### Instructions for the task
Tell how many lines in the listing below contain the word "configuration", giving the number alone.

#### Data for review ####

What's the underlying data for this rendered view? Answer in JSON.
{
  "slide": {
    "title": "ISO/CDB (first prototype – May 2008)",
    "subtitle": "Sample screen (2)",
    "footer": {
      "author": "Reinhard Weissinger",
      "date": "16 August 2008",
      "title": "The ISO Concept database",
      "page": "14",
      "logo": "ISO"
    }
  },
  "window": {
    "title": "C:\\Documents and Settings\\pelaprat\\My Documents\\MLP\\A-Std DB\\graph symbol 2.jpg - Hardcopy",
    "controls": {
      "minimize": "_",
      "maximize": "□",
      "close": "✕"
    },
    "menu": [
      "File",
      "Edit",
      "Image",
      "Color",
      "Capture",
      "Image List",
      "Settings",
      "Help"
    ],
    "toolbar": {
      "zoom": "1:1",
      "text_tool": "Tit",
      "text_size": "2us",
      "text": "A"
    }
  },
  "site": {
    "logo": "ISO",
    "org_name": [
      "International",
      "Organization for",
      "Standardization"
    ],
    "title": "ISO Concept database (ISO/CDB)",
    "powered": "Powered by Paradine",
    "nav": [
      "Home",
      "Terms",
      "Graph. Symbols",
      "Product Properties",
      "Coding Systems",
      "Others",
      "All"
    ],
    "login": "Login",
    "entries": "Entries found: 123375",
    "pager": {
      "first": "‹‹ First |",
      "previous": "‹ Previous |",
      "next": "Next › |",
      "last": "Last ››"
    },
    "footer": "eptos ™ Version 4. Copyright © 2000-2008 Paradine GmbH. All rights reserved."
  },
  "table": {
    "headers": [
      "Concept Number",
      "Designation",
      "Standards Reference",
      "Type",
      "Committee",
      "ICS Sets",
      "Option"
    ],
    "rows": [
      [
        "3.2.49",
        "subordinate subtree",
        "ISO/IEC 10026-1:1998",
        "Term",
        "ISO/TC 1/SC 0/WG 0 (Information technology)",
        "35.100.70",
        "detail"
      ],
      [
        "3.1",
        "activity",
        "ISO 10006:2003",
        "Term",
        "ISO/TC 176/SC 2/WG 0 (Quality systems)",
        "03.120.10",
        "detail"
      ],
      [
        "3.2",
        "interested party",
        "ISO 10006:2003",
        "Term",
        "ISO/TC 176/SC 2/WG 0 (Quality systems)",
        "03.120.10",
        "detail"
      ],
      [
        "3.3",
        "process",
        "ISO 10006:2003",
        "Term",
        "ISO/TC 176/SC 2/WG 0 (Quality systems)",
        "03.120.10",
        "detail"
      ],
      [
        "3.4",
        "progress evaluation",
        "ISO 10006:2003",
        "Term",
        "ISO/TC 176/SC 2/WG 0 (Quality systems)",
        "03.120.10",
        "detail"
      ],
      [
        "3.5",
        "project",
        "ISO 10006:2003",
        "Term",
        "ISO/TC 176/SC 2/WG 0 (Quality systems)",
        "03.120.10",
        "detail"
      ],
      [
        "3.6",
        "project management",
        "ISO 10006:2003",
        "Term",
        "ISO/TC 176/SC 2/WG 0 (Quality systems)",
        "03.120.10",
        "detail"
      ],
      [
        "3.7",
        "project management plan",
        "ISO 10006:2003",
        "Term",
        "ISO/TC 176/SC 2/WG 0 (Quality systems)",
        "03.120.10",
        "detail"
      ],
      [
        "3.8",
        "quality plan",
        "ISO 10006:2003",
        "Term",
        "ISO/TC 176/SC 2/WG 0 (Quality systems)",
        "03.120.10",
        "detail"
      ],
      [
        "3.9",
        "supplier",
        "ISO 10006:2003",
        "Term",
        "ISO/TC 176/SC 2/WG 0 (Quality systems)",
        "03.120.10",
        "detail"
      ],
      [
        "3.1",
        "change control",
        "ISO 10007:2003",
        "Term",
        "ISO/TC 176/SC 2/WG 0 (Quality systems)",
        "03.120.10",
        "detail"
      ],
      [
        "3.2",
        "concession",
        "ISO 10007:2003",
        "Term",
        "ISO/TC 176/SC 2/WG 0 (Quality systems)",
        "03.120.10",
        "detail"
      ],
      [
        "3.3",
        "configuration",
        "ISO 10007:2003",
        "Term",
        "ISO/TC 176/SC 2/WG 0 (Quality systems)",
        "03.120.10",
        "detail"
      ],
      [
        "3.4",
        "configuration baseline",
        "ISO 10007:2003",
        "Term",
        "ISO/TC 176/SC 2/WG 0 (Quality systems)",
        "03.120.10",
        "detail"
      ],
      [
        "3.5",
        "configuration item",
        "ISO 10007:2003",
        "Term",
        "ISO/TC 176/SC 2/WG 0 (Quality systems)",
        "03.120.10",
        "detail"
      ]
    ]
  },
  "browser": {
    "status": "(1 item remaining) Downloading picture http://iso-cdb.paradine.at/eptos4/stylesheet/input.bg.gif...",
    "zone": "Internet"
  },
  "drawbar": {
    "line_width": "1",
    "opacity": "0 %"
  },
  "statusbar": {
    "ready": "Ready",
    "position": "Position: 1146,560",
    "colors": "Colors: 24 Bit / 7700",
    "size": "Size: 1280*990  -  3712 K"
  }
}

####
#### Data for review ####

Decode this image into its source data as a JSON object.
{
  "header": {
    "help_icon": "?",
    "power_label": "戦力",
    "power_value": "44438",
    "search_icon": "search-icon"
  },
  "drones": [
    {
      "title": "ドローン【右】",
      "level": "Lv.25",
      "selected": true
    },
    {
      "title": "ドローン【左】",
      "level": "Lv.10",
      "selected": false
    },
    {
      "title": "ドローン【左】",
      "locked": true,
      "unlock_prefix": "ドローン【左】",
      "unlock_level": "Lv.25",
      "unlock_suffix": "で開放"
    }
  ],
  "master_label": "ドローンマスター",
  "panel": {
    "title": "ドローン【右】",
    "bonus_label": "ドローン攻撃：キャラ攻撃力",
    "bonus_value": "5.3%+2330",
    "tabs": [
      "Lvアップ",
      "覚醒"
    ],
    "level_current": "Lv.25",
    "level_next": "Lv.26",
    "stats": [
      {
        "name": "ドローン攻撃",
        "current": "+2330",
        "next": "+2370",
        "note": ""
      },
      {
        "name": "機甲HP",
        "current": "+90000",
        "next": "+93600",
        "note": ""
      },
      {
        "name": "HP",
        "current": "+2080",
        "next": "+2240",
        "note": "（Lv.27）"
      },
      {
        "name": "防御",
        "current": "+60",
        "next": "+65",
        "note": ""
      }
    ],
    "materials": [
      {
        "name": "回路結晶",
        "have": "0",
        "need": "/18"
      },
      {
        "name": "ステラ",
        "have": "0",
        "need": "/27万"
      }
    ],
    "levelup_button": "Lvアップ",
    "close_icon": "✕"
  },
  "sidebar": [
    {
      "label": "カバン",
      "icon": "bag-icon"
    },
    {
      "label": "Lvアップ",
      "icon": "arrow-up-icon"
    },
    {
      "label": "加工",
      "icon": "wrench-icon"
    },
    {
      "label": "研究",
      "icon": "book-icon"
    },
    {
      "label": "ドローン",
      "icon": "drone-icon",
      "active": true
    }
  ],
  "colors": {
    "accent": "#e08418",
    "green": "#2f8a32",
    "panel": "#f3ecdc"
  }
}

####

### Task answer
3